After Joe Allen’s team lost a charity softball game two years ago, he sat in a pub and grimaced while his buddy Tom Smith and the winners played “We Are the Champions” on the jukebox. Forty-one times in a row.
But this May, Allen’s team won the annual game. He played that same Queen song over the jukebox every chance he got.
And he’s now had the last — or at least the latest — laugh.
In what has to be the ultimate escalation of one of the pettiest smack-talk battles to ever grace Delaware County, there now exists a billboard in the parking lot of J.T. Brewski’s Pub shaming Smith, the bar’s co-owner. It’s next to an ad for home care for the elderly, and it reads: “Happy Holidays. Let us not forget that Tommy lost the softball game."
Smith, 51, has stared at that billboard for the last week and will continue to for another three weeks while the campaign runs its course. “I deserve every bit of it,” he conceded.
The billboard references the J.T. Brewski’s Pub Annual Softball Game, which has been played in Primos every spring for the last eight years, since Smith and a co-owner bought the bar. Every year, the teams raise money to help a local family in need. There’s not much practice or prep for the game, aside from a not-insignificant amount of beer at the official pregame the night before.
“It was always fun,” said Allen, 42. “But Tommy likes to talk trash. When we lose, it’s unstoppable.”
And for the last eight years, Allen’s team has found itself on the losing side more often than not. He was the butt of jokes that Smith would write on the electrical sign outside the bar. Stuff like: “Joe, Matt and Chris lost again.”
But 2019 was Allen’s year.
Though Smith can’t remember the details of how his mighty team fell, Allen does. He wasn’t playing this year — he had grounded out to end the game, causing his team to lose, two years in a row — so he recalls watching from the bench.
Allen’s team was up by one in the ninth, and there were two outs. A run would tie the score, and a lefty who played high school baseball was batting for Smith’s squad.
The batter got a solid piece of a pitch, and it soared to right field, where a woman who coaches softball was playing. She ran backward, faced home plate, contorted her body, stretched out her left arm, and snagged the ball. Game over.
“It was mayhem,” Allen recalled. “I couldn’t believe it. I was almost on my knees.”
Then the trash talk began anew.
For months, Allen used an app to remotely play “We Are the Champions” in J.T. Brewski’s as often as possible. Smith got so sick of it, he started rejecting the song every time Allen turned it on.

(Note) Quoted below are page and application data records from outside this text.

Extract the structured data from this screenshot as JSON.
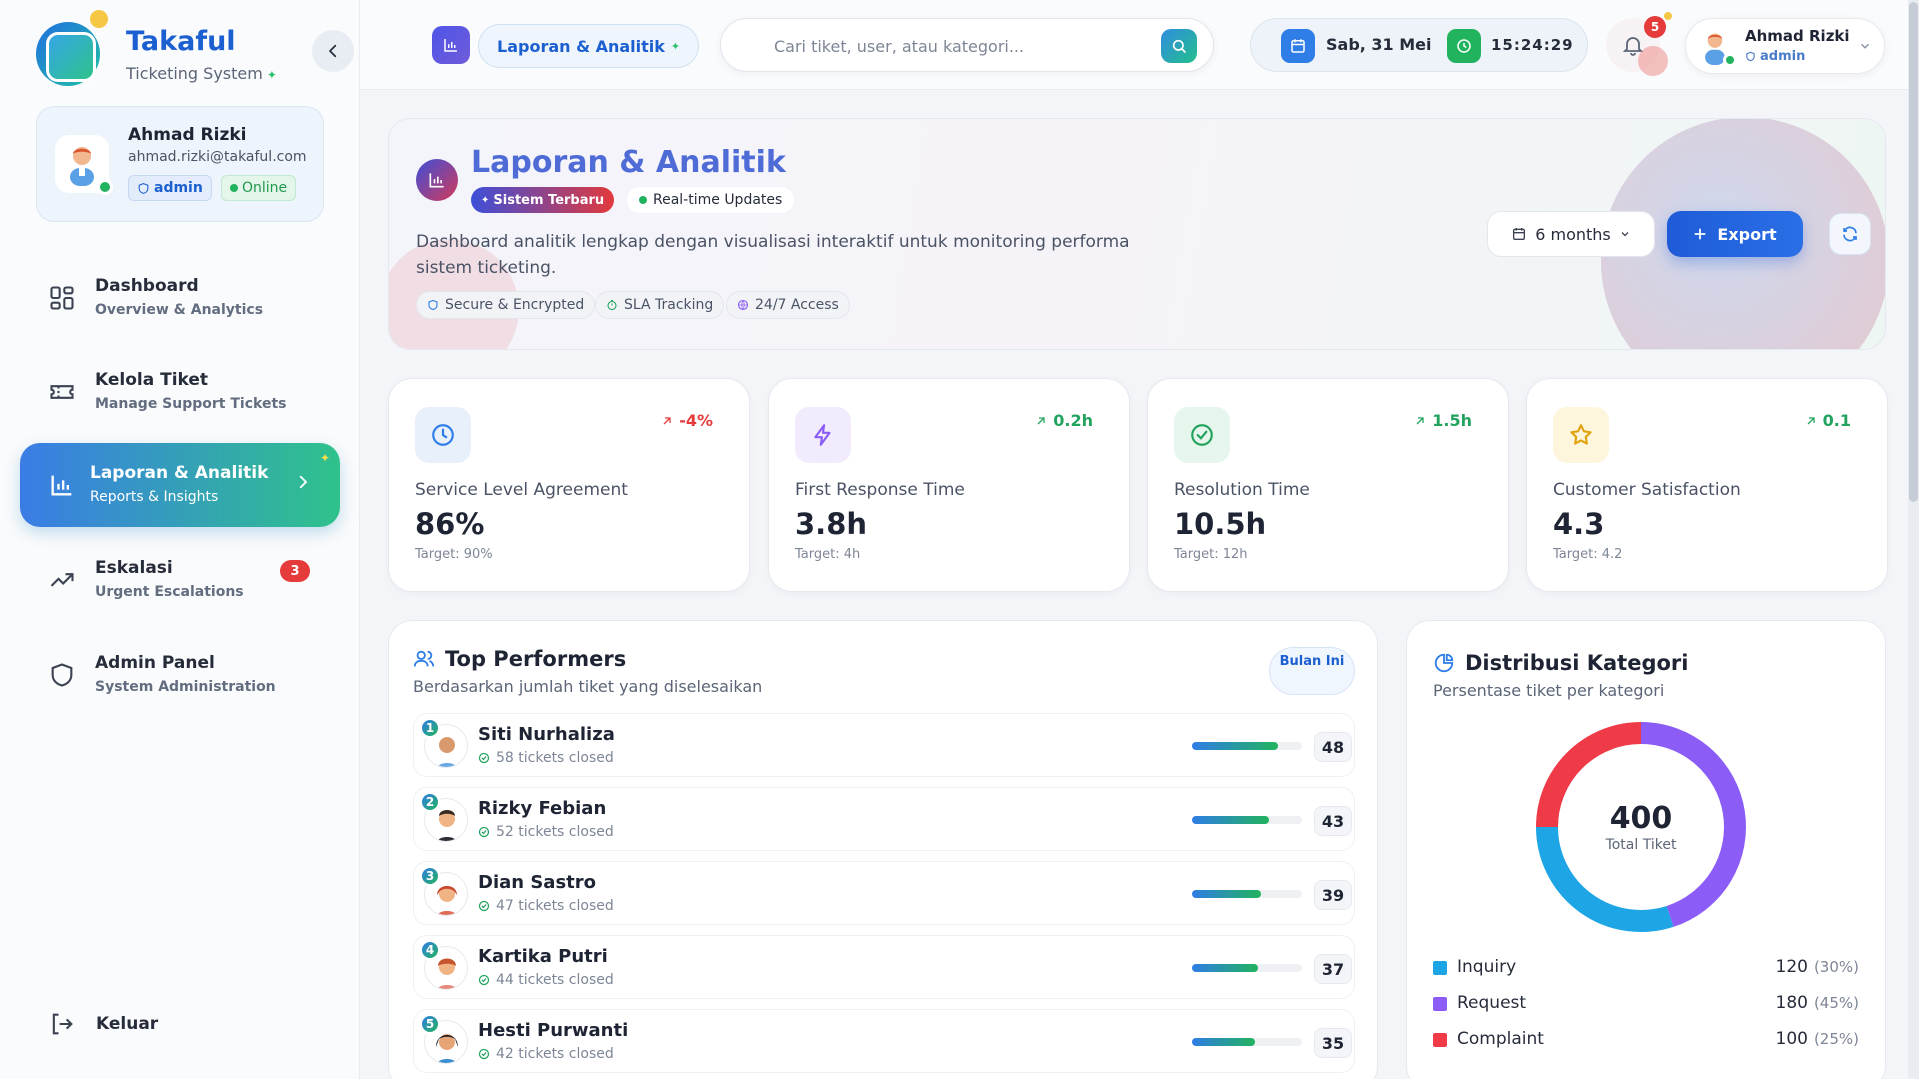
{
  "brand": {
    "title": "Takaful",
    "subtitle": "Ticketing System"
  },
  "profile": {
    "name": "Ahmad Rizki",
    "email": "ahmad.rizki@takaful.com",
    "role": "admin",
    "status": "Online"
  },
  "nav": [
    {
      "label": "Dashboard",
      "sub": "Overview & Analytics"
    },
    {
      "label": "Kelola Tiket",
      "sub": "Manage Support Tickets"
    },
    {
      "label": "Laporan & Analitik",
      "sub": "Reports & Insights"
    },
    {
      "label": "Eskalasi",
      "sub": "Urgent Escalations",
      "badge": "3"
    },
    {
      "label": "Admin Panel",
      "sub": "System Administration"
    }
  ],
  "logout": "Keluar",
  "topbar": {
    "crumb": "Laporan & Analitik",
    "search_placeholder": "Cari tiket, user, atau kategori...",
    "date": "Sab, 31 Mei",
    "time": "15:24:29",
    "notif_count": "5",
    "user_name": "Ahmad Rizki",
    "user_role": "admin"
  },
  "hero": {
    "title": "Laporan & Analitik",
    "tag": "Sistem Terbaru",
    "realtime": "Real-time Updates",
    "description": "Dashboard analitik lengkap dengan visualisasi interaktif untuk monitoring performa sistem ticketing.",
    "chips": [
      "Secure & Encrypted",
      "SLA Tracking",
      "24/7 Access"
    ],
    "period": "6 months",
    "export": "Export"
  },
  "kpis": [
    {
      "label": "Service Level Agreement",
      "value": "86%",
      "target": "Target: 90%",
      "trend": "-4%",
      "trend_color": "#e53b3b",
      "icon": "clock-icon",
      "color": "#2f7de6",
      "bg": "#e8f0fc"
    },
    {
      "label": "First Response Time",
      "value": "3.8h",
      "target": "Target: 4h",
      "trend": "0.2h",
      "trend_color": "#22a35e",
      "icon": "lightning-icon",
      "color": "#8b5cf6",
      "bg": "#f1ebfd"
    },
    {
      "label": "Resolution Time",
      "value": "10.5h",
      "target": "Target: 12h",
      "trend": "1.5h",
      "trend_color": "#22a35e",
      "icon": "check-circle-icon",
      "color": "#22a35e",
      "bg": "#e7f6ec"
    },
    {
      "label": "Customer Satisfaction",
      "value": "4.3",
      "target": "Target: 4.2",
      "trend": "0.1",
      "trend_color": "#22a35e",
      "icon": "star-icon",
      "color": "#e0a411",
      "bg": "#fdf5dc"
    }
  ],
  "performers": {
    "title": "Top Performers",
    "subtitle": "Berdasarkan jumlah tiket yang diselesaikan",
    "badge": "Bulan Ini",
    "rows": [
      {
        "rank": "1",
        "name": "Siti Nurhaliza",
        "sub": "58 tickets closed",
        "value": "48",
        "fill": 1.0
      },
      {
        "rank": "2",
        "name": "Rizky Febian",
        "sub": "52 tickets closed",
        "value": "43",
        "fill": 0.9
      },
      {
        "rank": "3",
        "name": "Dian Sastro",
        "sub": "47 tickets closed",
        "value": "39",
        "fill": 0.81
      },
      {
        "rank": "4",
        "name": "Kartika Putri",
        "sub": "44 tickets closed",
        "value": "37",
        "fill": 0.77
      },
      {
        "rank": "5",
        "name": "Hesti Purwanti",
        "sub": "42 tickets closed",
        "value": "35",
        "fill": 0.73
      }
    ]
  },
  "distribution": {
    "title": "Distribusi Kategori",
    "subtitle": "Persentase tiket per kategori",
    "total": "400",
    "total_label": "Total Tiket",
    "items": [
      {
        "name": "Inquiry",
        "value": "120",
        "pct": "(30%)",
        "color": "#1ea5e6",
        "share": 0.3
      },
      {
        "name": "Request",
        "value": "180",
        "pct": "(45%)",
        "color": "#8b5cf6",
        "share": 0.45
      },
      {
        "name": "Complaint",
        "value": "100",
        "pct": "(25%)",
        "color": "#ef3b47",
        "share": 0.25
      }
    ]
  }
}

Allen and two family members who also played on the winning team knew they couldn’t control the electrical sign outside the bar that Smith had used to shame them in years past. So his brother had an idea: What about that billboard in the parking lot?
It would cost $925. Five guys on the winning team split it evenly. And it was worth every penny.
Last week, Smith was sitting inside the pub filling out paperwork when a customer told him to look up. Workers from Clear Channel swapped out the old billboard for this new, certainly more savage, one.
“That’s pretty darn good," Smith said.
And so, the stakes have been raised. Both teams have plans to up the ante next year. Smith wants to recruit some retired Phillies to play on his team. Allen wants to hire an umpire who isn’t slugging as much Bud Light during the game.
What is certain is that this battle has only begun.
“I’m going to come up with something stupid and really embarrassing somehow,” Smith said.
Allen retorted: “If you want to go big, you better go big.”